--- Input data ---
--
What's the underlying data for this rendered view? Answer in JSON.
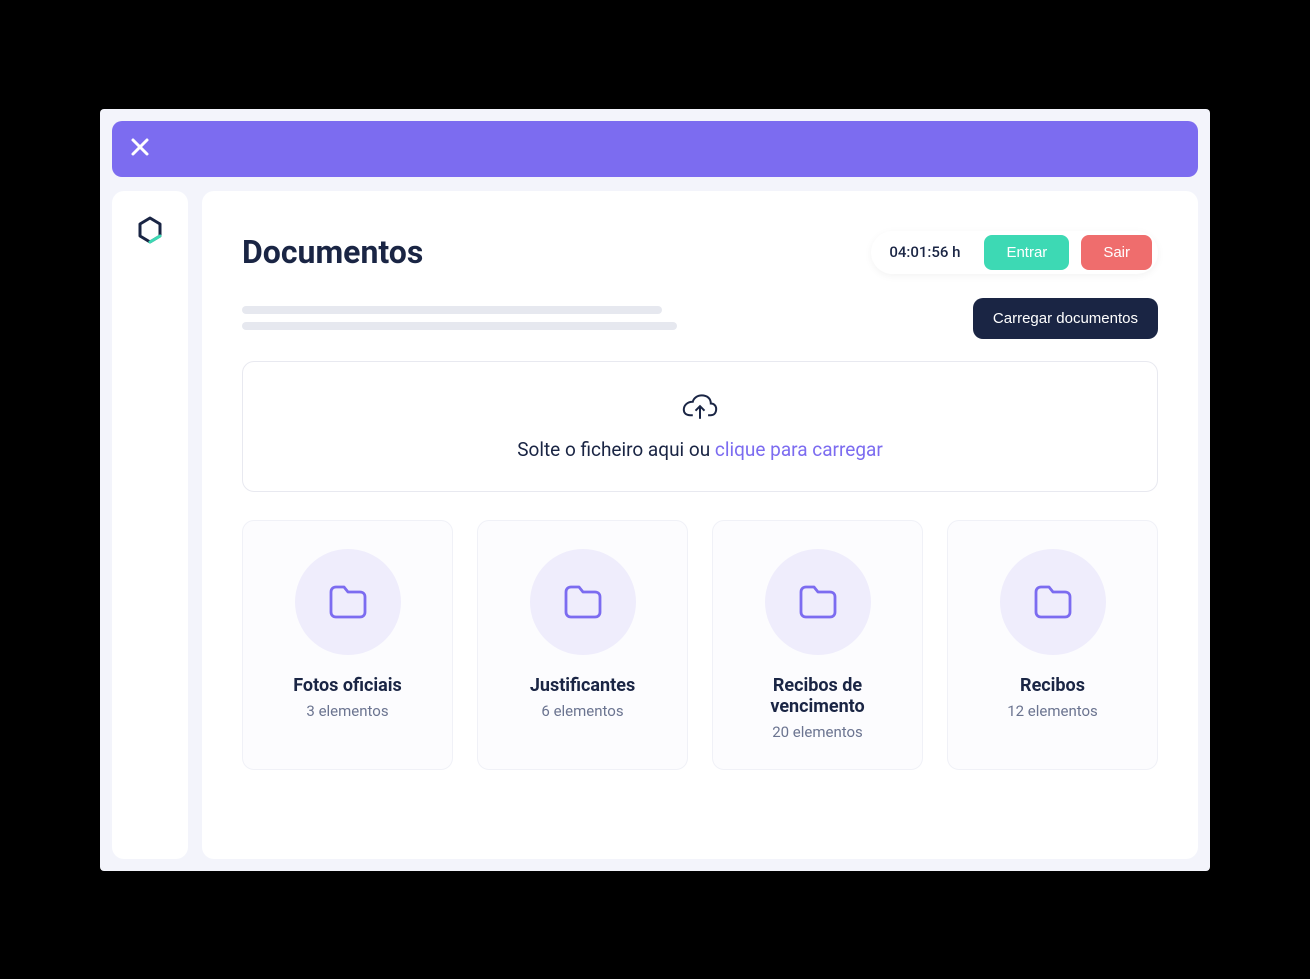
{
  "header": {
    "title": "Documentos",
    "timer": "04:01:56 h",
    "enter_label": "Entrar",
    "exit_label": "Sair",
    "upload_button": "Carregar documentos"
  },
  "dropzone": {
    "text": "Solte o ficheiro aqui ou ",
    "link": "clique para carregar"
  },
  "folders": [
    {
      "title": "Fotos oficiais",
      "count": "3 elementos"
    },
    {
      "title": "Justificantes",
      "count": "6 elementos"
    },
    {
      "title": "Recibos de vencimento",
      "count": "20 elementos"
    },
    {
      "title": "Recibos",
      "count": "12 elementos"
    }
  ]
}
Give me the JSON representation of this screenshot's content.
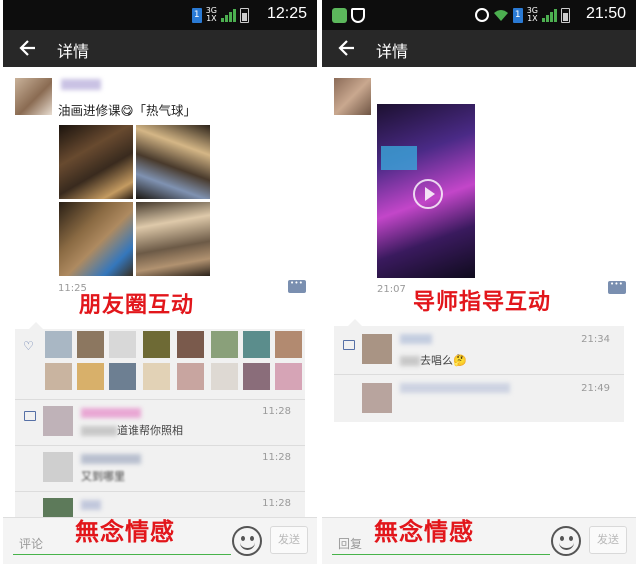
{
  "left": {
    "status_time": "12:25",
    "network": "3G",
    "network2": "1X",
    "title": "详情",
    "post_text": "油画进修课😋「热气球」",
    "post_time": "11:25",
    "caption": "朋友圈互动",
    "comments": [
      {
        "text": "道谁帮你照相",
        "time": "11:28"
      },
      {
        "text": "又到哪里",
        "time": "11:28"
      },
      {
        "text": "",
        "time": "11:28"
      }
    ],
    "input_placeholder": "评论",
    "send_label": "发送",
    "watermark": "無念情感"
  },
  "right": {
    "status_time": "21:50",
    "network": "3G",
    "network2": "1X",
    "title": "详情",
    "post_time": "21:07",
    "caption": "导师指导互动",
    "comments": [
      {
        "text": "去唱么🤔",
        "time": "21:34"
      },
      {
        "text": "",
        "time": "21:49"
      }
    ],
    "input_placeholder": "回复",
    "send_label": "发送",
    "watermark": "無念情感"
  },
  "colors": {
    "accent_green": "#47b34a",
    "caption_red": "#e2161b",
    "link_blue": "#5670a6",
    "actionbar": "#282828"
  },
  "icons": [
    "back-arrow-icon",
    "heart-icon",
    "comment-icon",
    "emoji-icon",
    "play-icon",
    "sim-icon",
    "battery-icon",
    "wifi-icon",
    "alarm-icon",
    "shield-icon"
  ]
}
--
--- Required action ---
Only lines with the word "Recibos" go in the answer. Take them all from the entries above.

--- Output ---
      "title": "Recibos de vencimento",
      "title": "Recibos",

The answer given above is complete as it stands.